[Excerpts from an interface dataset]
────────────────────────────────────────

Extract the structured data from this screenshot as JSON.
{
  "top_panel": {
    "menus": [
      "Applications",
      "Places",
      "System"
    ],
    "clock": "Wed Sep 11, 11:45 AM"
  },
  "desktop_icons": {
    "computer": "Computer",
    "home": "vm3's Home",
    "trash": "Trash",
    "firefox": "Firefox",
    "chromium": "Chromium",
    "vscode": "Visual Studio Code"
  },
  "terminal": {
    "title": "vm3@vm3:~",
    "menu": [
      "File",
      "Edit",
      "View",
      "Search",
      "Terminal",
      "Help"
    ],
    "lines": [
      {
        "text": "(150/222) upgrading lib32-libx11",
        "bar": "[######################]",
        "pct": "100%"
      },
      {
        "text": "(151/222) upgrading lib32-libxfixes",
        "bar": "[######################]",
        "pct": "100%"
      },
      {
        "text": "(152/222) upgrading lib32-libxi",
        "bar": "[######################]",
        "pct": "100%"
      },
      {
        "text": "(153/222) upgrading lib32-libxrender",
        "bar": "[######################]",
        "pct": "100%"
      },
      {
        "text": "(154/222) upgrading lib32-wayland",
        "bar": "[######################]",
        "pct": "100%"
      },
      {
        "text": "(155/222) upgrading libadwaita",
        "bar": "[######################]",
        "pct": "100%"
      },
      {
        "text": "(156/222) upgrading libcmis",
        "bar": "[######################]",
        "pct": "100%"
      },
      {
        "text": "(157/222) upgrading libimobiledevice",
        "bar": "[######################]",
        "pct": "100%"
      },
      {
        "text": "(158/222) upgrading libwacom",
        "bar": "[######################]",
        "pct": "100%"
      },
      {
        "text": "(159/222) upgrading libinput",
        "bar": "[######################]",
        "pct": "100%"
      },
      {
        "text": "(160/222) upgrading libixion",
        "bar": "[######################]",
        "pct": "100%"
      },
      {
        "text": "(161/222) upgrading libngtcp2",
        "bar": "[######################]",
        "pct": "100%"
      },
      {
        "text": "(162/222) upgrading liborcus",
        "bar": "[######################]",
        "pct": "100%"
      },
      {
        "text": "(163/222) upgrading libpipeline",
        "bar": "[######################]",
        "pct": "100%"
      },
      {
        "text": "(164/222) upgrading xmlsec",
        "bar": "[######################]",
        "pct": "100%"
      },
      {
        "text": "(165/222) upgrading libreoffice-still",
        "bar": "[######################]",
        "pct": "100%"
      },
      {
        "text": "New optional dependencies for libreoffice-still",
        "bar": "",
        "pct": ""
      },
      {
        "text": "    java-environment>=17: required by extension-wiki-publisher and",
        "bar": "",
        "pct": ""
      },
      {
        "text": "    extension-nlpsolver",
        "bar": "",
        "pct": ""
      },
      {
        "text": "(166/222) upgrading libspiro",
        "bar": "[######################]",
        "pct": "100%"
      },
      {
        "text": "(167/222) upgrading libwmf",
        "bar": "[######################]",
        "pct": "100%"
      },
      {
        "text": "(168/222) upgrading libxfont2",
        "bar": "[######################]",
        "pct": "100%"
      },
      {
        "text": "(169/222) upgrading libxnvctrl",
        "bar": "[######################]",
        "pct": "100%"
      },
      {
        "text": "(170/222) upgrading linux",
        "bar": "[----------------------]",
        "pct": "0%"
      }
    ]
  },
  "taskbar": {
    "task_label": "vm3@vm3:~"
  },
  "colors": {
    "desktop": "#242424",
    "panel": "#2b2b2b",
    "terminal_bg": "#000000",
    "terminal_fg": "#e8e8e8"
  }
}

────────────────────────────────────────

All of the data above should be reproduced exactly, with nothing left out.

**Task response**.
Extract the structured data from this screenshot as JSON.
{
  "top_panel": {
    "menus": [
      "Applications",
      "Places",
      "System"
    ],
    "clock": "Wed Sep 11, 11:45 AM"
  },
  "desktop_icons": {
    "computer": "Computer",
    "home": "vm3's Home",
    "trash": "Trash",
    "firefox": "Firefox",
    "chromium": "Chromium",
    "vscode": "Visual Studio Code"
  },
  "terminal": {
    "title": "vm3@vm3:~",
    "menu": [
      "File",
      "Edit",
      "View",
      "Search",
      "Terminal",
      "Help"
    ],
    "lines": [
      {
        "text": "(150/222) upgrading lib32-libx11",
        "bar": "[######################]",
        "pct": "100%"
      },
      {
        "text": "(151/222) upgrading lib32-libxfixes",
        "bar": "[######################]",
        "pct": "100%"
      },
      {
        "text": "(152/222) upgrading lib32-libxi",
        "bar": "[######################]",
        "pct": "100%"
      },
      {
        "text": "(153/222) upgrading lib32-libxrender",
        "bar": "[######################]",
        "pct": "100%"
      },
      {
        "text": "(154/222) upgrading lib32-wayland",
        "bar": "[######################]",
        "pct": "100%"
      },
      {
        "text": "(155/222) upgrading libadwaita",
        "bar": "[######################]",
        "pct": "100%"
      },
      {
        "text": "(156/222) upgrading libcmis",
        "bar": "[######################]",
        "pct": "100%"
      },
      {
        "text": "(157/222) upgrading libimobiledevice",
        "bar": "[######################]",
        "pct": "100%"
      },
      {
        "text": "(158/222) upgrading libwacom",
        "bar": "[######################]",
        "pct": "100%"
      },
      {
        "text": "(159/222) upgrading libinput",
        "bar": "[######################]",
        "pct": "100%"
      },
      {
        "text": "(160/222) upgrading libixion",
        "bar": "[######################]",
        "pct": "100%"
      },
      {
        "text": "(161/222) upgrading libngtcp2",
        "bar": "[######################]",
        "pct": "100%"
      },
      {
        "text": "(162/222) upgrading liborcus",
        "bar": "[######################]",
        "pct": "100%"
      },
      {
        "text": "(163/222) upgrading libpipeline",
        "bar": "[######################]",
        "pct": "100%"
      },
      {
        "text": "(164/222) upgrading xmlsec",
        "bar": "[######################]",
        "pct": "100%"
      },
      {
        "text": "(165/222) upgrading libreoffice-still",
        "bar": "[######################]",
        "pct": "100%"
      },
      {
        "text": "New optional dependencies for libreoffice-still",
        "bar": "",
        "pct": ""
      },
      {
        "text": "    java-environment>=17: required by extension-wiki-publisher and",
        "bar": "",
        "pct": ""
      },
      {
        "text": "    extension-nlpsolver",
        "bar": "",
        "pct": ""
      },
      {
        "text": "(166/222) upgrading libspiro",
        "bar": "[######################]",
        "pct": "100%"
      },
      {
        "text": "(167/222) upgrading libwmf",
        "bar": "[######################]",
        "pct": "100%"
      },
      {
        "text": "(168/222) upgrading libxfont2",
        "bar": "[######################]",
        "pct": "100%"
      },
      {
        "text": "(169/222) upgrading libxnvctrl",
        "bar": "[######################]",
        "pct": "100%"
      },
      {
        "text": "(170/222) upgrading linux",
        "bar": "[----------------------]",
        "pct": "0%"
      }
    ]
  },
  "taskbar": {
    "task_label": "vm3@vm3:~"
  },
  "colors": {
    "desktop": "#242424",
    "panel": "#2b2b2b",
    "terminal_bg": "#000000",
    "terminal_fg": "#e8e8e8"
  }
}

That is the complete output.